This perennial plant produces striking flowers in summer.
Marsh Arrowgrass has grass-like leaves and striking green-purple flowers. This species reaches up to 50cm tall, growing up from its rhizomes and dense fibrous roots. The leaves of Marsh Arrowgrass rise from a basal sheath, are 2mm wide, deeply-grooved, and have a short, blunt ligule. The flowers occur on a raceme-like spike and are a distinctive green-purple colour with six elliptic tepals crowned by fluffy white stamens. The best time to see Marsh Arrowgrass flowering is in June and July, with each spike holding over 30 flowers.
Marsh Arrowgrass is found in wet meadows, fens, stream banks, and damp grasslands where the soils are calcareous.

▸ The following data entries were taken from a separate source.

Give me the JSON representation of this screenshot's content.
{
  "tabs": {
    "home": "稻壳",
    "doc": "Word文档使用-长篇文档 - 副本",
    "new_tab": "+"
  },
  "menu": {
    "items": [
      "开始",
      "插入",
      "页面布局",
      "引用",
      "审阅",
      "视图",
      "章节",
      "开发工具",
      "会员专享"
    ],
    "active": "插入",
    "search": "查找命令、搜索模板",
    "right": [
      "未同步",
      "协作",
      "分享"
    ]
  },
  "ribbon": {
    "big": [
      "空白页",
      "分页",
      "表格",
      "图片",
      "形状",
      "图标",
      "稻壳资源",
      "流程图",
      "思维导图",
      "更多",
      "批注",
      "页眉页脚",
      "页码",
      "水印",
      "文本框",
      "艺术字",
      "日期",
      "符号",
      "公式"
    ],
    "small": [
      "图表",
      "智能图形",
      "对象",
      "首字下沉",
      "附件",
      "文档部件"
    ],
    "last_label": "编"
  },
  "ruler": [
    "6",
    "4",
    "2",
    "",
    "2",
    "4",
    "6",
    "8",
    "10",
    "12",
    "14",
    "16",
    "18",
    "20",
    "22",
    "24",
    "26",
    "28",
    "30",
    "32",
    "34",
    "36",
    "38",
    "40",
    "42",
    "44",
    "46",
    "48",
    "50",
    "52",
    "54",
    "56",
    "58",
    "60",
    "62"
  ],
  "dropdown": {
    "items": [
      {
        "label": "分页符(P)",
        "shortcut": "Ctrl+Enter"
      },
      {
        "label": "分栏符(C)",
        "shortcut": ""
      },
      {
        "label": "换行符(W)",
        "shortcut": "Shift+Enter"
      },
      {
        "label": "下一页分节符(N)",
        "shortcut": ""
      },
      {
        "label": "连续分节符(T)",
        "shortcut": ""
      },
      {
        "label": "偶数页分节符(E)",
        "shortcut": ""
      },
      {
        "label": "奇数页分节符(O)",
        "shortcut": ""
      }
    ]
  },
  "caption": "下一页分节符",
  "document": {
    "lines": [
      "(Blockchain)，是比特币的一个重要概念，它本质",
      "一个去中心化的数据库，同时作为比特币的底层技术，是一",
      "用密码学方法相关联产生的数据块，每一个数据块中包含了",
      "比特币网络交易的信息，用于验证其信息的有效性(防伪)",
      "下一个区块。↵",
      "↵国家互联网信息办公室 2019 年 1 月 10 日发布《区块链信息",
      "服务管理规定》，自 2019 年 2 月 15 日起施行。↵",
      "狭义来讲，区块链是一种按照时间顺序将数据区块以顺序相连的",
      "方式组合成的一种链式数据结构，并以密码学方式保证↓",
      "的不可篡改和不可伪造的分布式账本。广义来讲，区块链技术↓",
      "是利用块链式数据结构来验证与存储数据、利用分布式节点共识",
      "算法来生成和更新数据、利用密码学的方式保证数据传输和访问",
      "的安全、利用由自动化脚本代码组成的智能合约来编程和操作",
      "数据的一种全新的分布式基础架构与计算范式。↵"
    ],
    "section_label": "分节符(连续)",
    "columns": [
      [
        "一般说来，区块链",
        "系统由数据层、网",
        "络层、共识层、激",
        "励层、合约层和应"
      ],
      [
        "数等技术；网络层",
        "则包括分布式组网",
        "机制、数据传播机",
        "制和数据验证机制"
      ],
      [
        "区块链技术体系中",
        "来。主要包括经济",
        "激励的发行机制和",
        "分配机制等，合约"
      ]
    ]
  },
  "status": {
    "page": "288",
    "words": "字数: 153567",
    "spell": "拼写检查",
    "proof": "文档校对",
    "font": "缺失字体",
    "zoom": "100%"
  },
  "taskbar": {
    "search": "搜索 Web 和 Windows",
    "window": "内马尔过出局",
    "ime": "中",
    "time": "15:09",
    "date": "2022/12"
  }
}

Distribution and threats
Marsh Arrowgrass is widespread across Great Britain and is listed as Least Concern for the Red Data book for GB. However, in England, this species is declining and is now listed as Near Threatened due to the loss of its preferred habitats through drainage, agricultural intensification, and lack of grazing. Marsh Arrowgrass is also listed as a rare plant within Oxfordshire and in the last decade, has only been found at a few sites within the county.